Kelly also is shocked that the significant tree designation means the city decides whether he can remove trees from his own property. 'I never knew there was anything that would override a homeowner's concern for his family,' he says. '… If I own the land, I should be able to protect my family. I don't want to wait until it kills my kids.

His wife agrees. 'We love the trees but love the kids more,' she says. 'I can replace a tree, but you can't replace a child.'

Not the first time

The Kowalskis are not the only residents on 202nd to illegally remove a significant tree.

In 1998, an elderly homeowner about a block away cut down a significant tree in her front yard without a permit.

The 120-foot-tall Douglas fir was at least 75 years old and 'completely dead,' says Ken Onyima, a senior city planner who handled the case. 'There wasn't even any needles on it.'

Onyima still has a cartoon about the case on his office wall. In it an SWAT team member yells at a little old lady, 'Drop the pruners, grandma, and nobody gets hurt.'

A hearings officer eventually granted a retroactive tree removal permit based on an arborist's report stating that the tree was a hazard to public safety, pedestrians, traffic and personal property.

The tree had been damaged due to 'natural or accidental causes,' which lead the city to strip the tree of its 'significant status.'

It was the least city officials could do. After all, the cause of the tree death's was attributed to sewer and road construction that damaged its root system.

Art Israelson lives about a block from the 1998 stump and about two blocks from the Kowalskis.

He says hazardous trees are not uncommon for the grove. Most of the protected trees are not old growth but second growth. Many have been topped, resulting in extensive rot and trees that fall in the wet, windy winter months. If fact, one tree fell last winter directly across the street from his house.

Urban infrastructure - roads, pipes, the sewer lines required when Rockwood was annexed into Gresham in the 1980s - all took a toll on root systems. 'It's a wonder that more of them don't fall down,' Israelson says.

With that in mind, Israelson can sympathize with owners of hazardous significant trees. 'If it's a proven hazard, they should be removed,' he says.

But Israelson doesn't sympathize with the Kowalskis. 'There are procedures they are supposed to follow, and they didn't,' he says.

The Booths agree. 'It's one thing to do it legally,' Harold Booth says. 'It's another thing just to do it.'

Check rules before cutting

Before you cut a Gresham tree, contact the city for a code tutorial. The city has many detailed rules about everything from trimming significant trees to removing street trees.

Those who remove a significant tree can face the following penalties:

• Civil penalties up to three times the value of the tree. An arborist, hired at the expense of the violator, determines that value.

• A court order could allow the city to confiscate the cut trees so the violator can't profit off them. The courts also may order the violator to pay all confiscation-associated costs.

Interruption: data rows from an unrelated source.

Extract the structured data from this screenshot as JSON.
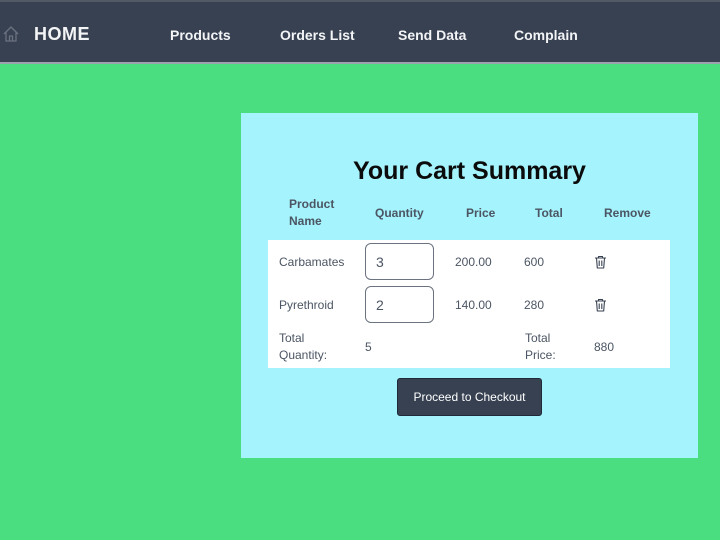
{
  "navbar": {
    "home_icon": "home-icon",
    "home_label": "HOME",
    "links": [
      "Products",
      "Orders List",
      "Send Data",
      "Complain"
    ]
  },
  "cart": {
    "title": "Your Cart Summary",
    "headers": {
      "product_name": "Product\nName",
      "quantity": "Quantity",
      "price": "Price",
      "total": "Total",
      "remove": "Remove"
    },
    "rows": [
      {
        "name": "Carbamates",
        "quantity": "3",
        "price": "200.00",
        "total": "600",
        "remove_icon": "trash-icon"
      },
      {
        "name": "Pyrethroid",
        "quantity": "2",
        "price": "140.00",
        "total": "280",
        "remove_icon": "trash-icon"
      }
    ],
    "summary": {
      "total_quantity_label": "Total\nQuantity:",
      "total_quantity": "5",
      "total_price_label": "Total\nPrice:",
      "total_price": "880"
    },
    "checkout_label": "Proceed to Checkout"
  },
  "colors": {
    "page_background": "#4ade80",
    "navbar_background": "#374151",
    "card_background": "#a5f3fc",
    "button_background": "#374151"
  }
}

• A $50 fine for each 'point of damage' to a significant tree. Examples of points of damage are a removed branch, a damaged root or a nail driven into the tree to publicize a garage sale.

• The violator also could be required to replace the cut trees with 'like trees that equal the replacement value of the lost trees.'

Find a significant tree in your neighborhood

Members of Gresham's Tree Preservation Committee nominates trees for significant tree status, but property owners must agree to the designation, said Committee Chairwoman Glenna Borg.

Significant trees can have historic value, such as Gresham's Centennial Tree, a big leaf maple at West Gresham Elementary School. They can just be a particularly stunning specimen, like a Tulip tree at 456 S.E. Roberts. Or they can be unusual, such as a rare American chestnut tree at 175 S.W. Towle Ave.

To find out if you have a significant tree on your property, or to nominate a tree for consideration, log onto Gresham's Web site at www.ci.Gresham.or.us. Under city services, select advisory committees and click on 'tree preservation.' Then select the tree preservation committee link. There you can access a list of significant trees, complete with addresses.

A word of caution: The list was last updated three years ago, so more recent additions are not included.